Donald Trump’s improbable triumph answers no questions
What’s the story of this election? How, in the months ahead of Donald Trump’s inauguration, do we confront the uncertainty we now face as an increasingly rogue nation? Do we begin by trying to explain the election by asking the basic, practical questions — was it the whites without college education? The industrial midwest? The turnout in Wayne County, Michigan? — or do we ask the questions that don’t have immediate answers? Will we ask the existential questions that reflect the severity of the reckoning our nation now faces? Or will we pretend to know the answers, instead of attempting to seriously investigate how a bigot assumed the presidency after running a campaign fueled on racial and ethnic hate?
Do voters and nonvoters recognize they sanctioned that hate and made it possible for a businessman who called for the death of five innocent teenagers to now be the ultimate arbiter of justice in a bitterly divided nation? Did they see that in his victory speech, Trump couldn’t seem to say that he would be a president of all Americans without reeking of the stench of his crony surrogates? And will that be the Trump presidency? — a collection of power-hungry failures named Christie, Carson and Giuliani vying for prime real-estate in their new boss’ vastly empty brain? Did we elect an empty shell to be filled by the worst of the establishment voters repudiated with historic ferocity?
And when we ask about these voters, and how the polls, with all their statistical clout, failed to capture their beliefs and leanings, will we think about an actual scenario in which that happens — a pollster calls, gets a person confused about what’s being asked and then gets angrily cursed down — and will we consider the ways in which that curse could have suggested the paranoid, alienated mindset of many Trump voters?
Is there a certain sting now to calling Trump supporters paranoid and alienated? Did they not make it to the polls? Does the characterization stink of the same liberal elitism that they so vehemently reacted against with what CNN contributor Van Jones aptly called the ‘whitelash?’ Will we try to quantify the exact, numerical consequences of that whitelash by quantifying the slow erosion of the Voting Rights Act, passed in 1965 to end racial discrimination at the ballot box, or will we stop to consider what allowed lawmakers to get away with disenfranchising the black vote in the first place? Was it backhanded tactics to close polling stations? Or was it a population largely apathetic to people who don’t look like them? A tradition in the Republican party of saying one thing (no voter fraud) and meaning another (no blacks allowed)?
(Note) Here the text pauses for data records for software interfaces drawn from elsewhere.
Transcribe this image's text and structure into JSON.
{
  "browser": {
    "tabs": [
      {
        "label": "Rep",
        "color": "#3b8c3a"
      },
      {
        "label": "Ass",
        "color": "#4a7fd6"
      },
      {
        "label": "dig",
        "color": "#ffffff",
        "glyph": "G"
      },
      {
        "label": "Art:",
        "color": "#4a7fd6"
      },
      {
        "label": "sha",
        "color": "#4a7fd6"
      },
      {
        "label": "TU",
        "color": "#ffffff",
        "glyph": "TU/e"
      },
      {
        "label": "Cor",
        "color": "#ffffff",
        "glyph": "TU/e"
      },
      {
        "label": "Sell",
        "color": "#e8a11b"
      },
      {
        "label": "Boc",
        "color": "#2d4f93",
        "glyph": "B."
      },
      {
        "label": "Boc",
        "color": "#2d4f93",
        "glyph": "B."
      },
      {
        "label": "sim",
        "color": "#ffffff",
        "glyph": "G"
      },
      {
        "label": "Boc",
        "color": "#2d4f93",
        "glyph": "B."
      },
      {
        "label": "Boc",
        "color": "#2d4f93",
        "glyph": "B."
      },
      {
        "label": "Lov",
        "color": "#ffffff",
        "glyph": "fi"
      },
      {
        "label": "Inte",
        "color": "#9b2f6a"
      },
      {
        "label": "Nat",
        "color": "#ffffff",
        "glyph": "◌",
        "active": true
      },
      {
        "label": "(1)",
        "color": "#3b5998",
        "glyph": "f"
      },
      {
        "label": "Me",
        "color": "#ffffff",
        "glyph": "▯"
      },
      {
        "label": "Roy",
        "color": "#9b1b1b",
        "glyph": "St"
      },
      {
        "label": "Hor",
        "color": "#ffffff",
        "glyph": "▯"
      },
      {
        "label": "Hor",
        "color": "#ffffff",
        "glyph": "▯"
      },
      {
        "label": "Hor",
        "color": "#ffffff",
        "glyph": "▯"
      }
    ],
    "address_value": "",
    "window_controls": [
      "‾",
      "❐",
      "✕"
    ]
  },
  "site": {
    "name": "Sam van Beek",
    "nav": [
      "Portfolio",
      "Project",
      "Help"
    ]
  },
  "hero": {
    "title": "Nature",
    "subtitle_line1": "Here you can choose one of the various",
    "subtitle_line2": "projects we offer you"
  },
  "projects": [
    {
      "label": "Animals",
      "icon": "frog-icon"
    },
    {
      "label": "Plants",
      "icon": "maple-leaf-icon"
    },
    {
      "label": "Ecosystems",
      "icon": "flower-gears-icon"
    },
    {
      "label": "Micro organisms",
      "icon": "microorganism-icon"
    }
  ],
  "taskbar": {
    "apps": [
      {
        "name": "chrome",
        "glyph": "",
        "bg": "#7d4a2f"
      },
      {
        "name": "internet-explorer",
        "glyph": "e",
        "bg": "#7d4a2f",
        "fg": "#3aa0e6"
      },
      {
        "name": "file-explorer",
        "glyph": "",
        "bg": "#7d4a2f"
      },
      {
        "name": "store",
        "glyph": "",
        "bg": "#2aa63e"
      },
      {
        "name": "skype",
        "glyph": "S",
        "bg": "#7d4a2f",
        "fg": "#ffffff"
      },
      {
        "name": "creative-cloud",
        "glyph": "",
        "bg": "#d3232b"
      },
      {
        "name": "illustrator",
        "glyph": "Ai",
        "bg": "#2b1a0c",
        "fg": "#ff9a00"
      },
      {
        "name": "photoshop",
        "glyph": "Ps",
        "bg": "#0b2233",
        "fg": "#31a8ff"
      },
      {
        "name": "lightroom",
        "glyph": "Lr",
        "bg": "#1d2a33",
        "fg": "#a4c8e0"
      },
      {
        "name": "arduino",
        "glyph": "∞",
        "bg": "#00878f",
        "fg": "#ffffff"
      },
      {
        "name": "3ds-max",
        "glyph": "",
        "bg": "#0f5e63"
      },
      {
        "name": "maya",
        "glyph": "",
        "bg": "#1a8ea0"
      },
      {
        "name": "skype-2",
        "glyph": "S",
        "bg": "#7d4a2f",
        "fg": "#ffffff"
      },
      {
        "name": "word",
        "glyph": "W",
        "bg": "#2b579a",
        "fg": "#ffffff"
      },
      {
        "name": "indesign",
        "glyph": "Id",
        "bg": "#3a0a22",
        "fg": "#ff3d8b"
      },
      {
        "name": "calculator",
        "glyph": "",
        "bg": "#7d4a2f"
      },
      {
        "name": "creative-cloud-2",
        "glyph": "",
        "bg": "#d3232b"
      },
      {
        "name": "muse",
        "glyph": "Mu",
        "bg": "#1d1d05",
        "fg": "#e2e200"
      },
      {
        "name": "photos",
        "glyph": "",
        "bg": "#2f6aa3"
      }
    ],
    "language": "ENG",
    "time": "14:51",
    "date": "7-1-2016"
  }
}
Or should we blame someone else entirely for this American tragedy?
Will we blame third-party Johnson voters in Florida or young Jill Stein supporters in Ann Arbor, Michigan? And if we do — which we might, because nobody likes to think they didn’t do enough and everyone likes to point fingers — would we be so blind as to not see that Trump could have been and threatened to be a third-party candidate, and that the anger that drives people to make unreasonable protest votes is the same that elected a real-estate mogul with no relevant political experience?
Should we blame the dozens of elected officials who, by the sole virtue of Trump running under their party’s name, gave him a free pass for one inexcusable act of racism, bigotry and sexual assault after the next? Will we be able to hold these men and women accountable if America becomes an authoritarian state or will we fail as we did when Mike Pence managed to dance around his running mate’s disgusting con-man behavior in the vice presidential debate?
Do we have the wherewithal to tangibly support those who have the means to hold power accountable? Will we buy newspaper subscriptions? Will we donate to law schools training future civil right attorneys? Or will we become a nation defined as much by its complacency as the stupidity of its next leader? What will this fight look like? Will it make America better? After the largest political upset in American history, can we make any claim to certainty anymore?
Written by: Eli Flesch — firstname.lastname@example.org